* **Exercise objective**
Everything in the listing should be set down exactly, apart from the pictures.
::: Provided information
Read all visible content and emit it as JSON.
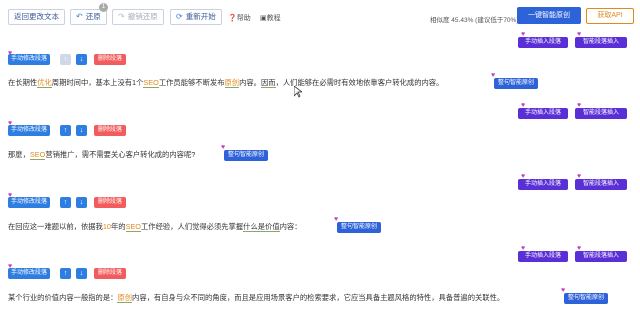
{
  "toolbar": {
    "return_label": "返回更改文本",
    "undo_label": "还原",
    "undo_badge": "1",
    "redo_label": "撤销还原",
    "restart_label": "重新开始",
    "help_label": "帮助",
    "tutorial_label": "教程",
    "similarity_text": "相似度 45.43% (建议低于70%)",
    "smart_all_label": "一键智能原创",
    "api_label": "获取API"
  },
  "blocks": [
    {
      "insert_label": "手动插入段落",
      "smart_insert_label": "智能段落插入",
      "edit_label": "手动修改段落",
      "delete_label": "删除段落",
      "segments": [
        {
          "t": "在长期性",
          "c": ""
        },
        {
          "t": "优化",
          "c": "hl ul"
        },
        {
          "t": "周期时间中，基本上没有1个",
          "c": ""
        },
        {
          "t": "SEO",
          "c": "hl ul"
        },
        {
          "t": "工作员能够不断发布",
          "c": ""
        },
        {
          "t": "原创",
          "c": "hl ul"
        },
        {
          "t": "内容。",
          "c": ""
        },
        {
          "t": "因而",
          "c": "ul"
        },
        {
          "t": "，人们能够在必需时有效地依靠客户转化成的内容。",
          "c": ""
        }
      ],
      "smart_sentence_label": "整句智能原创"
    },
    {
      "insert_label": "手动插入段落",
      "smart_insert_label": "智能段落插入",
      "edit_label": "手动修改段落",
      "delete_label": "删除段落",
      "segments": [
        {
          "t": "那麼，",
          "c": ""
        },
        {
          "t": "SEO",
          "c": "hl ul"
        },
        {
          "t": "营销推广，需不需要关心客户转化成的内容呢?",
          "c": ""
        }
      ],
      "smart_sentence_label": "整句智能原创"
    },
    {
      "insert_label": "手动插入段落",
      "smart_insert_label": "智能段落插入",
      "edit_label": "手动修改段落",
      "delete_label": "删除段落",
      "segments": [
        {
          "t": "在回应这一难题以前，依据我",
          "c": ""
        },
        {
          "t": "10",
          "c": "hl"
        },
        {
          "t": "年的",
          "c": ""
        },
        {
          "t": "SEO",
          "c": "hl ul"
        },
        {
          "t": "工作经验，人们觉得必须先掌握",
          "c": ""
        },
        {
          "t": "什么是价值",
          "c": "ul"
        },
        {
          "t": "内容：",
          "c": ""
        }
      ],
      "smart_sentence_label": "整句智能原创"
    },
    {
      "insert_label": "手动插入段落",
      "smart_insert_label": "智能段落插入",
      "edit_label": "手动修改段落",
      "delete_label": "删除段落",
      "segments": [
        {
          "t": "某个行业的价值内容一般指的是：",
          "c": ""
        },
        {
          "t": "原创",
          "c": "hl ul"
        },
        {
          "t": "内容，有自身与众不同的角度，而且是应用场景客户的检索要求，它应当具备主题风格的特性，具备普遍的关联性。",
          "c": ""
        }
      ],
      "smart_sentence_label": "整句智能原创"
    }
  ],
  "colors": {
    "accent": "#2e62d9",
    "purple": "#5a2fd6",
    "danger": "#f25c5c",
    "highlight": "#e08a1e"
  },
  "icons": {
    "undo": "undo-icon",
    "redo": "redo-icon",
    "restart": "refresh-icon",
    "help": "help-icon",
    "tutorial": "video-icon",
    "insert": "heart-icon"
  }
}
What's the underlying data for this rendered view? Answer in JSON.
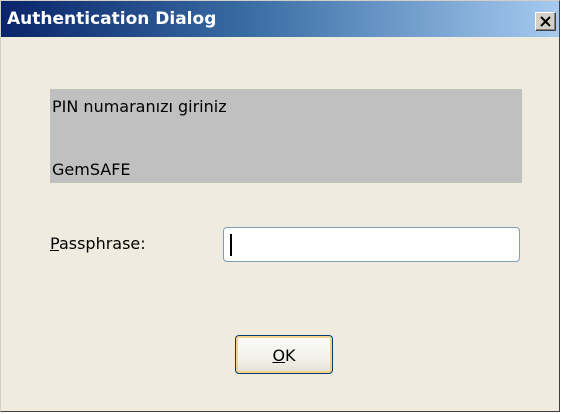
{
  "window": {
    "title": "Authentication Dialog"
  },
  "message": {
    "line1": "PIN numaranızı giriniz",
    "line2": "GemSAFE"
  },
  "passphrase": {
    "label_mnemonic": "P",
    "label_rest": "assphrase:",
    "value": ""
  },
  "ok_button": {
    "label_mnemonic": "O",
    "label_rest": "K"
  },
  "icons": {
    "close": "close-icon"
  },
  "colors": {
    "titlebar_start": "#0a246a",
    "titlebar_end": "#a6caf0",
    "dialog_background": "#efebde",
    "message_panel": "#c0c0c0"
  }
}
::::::
* **Answer space**
Read all visible content and emit it as JSON.
{
  "toolbar": {
    "return_label": "返回更改文本",
    "undo_label": "还原",
    "undo_badge": "1",
    "redo_label": "撤销还原",
    "restart_label": "重新开始",
    "help_label": "帮助",
    "tutorial_label": "教程",
    "similarity_text": "相似度 45.43% (建议低于70%)",
    "smart_all_label": "一键智能原创",
    "api_label": "获取API"
  },
  "blocks": [
    {
      "insert_label": "手动插入段落",
      "smart_insert_label": "智能段落插入",
      "edit_label": "手动修改段落",
      "delete_label": "删除段落",
      "segments": [
        {
          "t": "在长期性",
          "c": ""
        },
        {
          "t": "优化",
          "c": "hl ul"
        },
        {
          "t": "周期时间中，基本上没有1个",
          "c": ""
        },
        {
          "t": "SEO",
          "c": "hl ul"
        },
        {
          "t": "工作员能够不断发布",
          "c": ""
        },
        {
          "t": "原创",
          "c": "hl ul"
        },
        {
          "t": "内容。",
          "c": ""
        },
        {
          "t": "因而",
          "c": "ul"
        },
        {
          "t": "，人们能够在必需时有效地依靠客户转化成的内容。",
          "c": ""
        }
      ],
      "smart_sentence_label": "整句智能原创"
    },
    {
      "insert_label": "手动插入段落",
      "smart_insert_label": "智能段落插入",
      "edit_label": "手动修改段落",
      "delete_label": "删除段落",
      "segments": [
        {
          "t": "那麼，",
          "c": ""
        },
        {
          "t": "SEO",
          "c": "hl ul"
        },
        {
          "t": "营销推广，需不需要关心客户转化成的内容呢?",
          "c": ""
        }
      ],
      "smart_sentence_label": "整句智能原创"
    },
    {
      "insert_label": "手动插入段落",
      "smart_insert_label": "智能段落插入",
      "edit_label": "手动修改段落",
      "delete_label": "删除段落",
      "segments": [
        {
          "t": "在回应这一难题以前，依据我",
          "c": ""
        },
        {
          "t": "10",
          "c": "hl"
        },
        {
          "t": "年的",
          "c": ""
        },
        {
          "t": "SEO",
          "c": "hl ul"
        },
        {
          "t": "工作经验，人们觉得必须先掌握",
          "c": ""
        },
        {
          "t": "什么是价值",
          "c": "ul"
        },
        {
          "t": "内容：",
          "c": ""
        }
      ],
      "smart_sentence_label": "整句智能原创"
    },
    {
      "insert_label": "手动插入段落",
      "smart_insert_label": "智能段落插入",
      "edit_label": "手动修改段落",
      "delete_label": "删除段落",
      "segments": [
        {
          "t": "某个行业的价值内容一般指的是：",
          "c": ""
        },
        {
          "t": "原创",
          "c": "hl ul"
        },
        {
          "t": "内容，有自身与众不同的角度，而且是应用场景客户的检索要求，它应当具备主题风格的特性，具备普遍的关联性。",
          "c": ""
        }
      ],
      "smart_sentence_label": "整句智能原创"
    }
  ],
  "colors": {
    "accent": "#2e62d9",
    "purple": "#5a2fd6",
    "danger": "#f25c5c",
    "highlight": "#e08a1e"
  },
  "icons": {
    "undo": "undo-icon",
    "redo": "redo-icon",
    "restart": "refresh-icon",
    "help": "help-icon",
    "tutorial": "video-icon",
    "insert": "heart-icon"
  }
}
What's the underlying data for this rendered view? Answer in JSON.
{
  "window": {
    "title": "Authentication Dialog"
  },
  "message": {
    "line1": "PIN numaranızı giriniz",
    "line2": "GemSAFE"
  },
  "passphrase": {
    "label_mnemonic": "P",
    "label_rest": "assphrase:",
    "value": ""
  },
  "ok_button": {
    "label_mnemonic": "O",
    "label_rest": "K"
  },
  "icons": {
    "close": "close-icon"
  },
  "colors": {
    "titlebar_start": "#0a246a",
    "titlebar_end": "#a6caf0",
    "dialog_background": "#efebde",
    "message_panel": "#c0c0c0"
  }
}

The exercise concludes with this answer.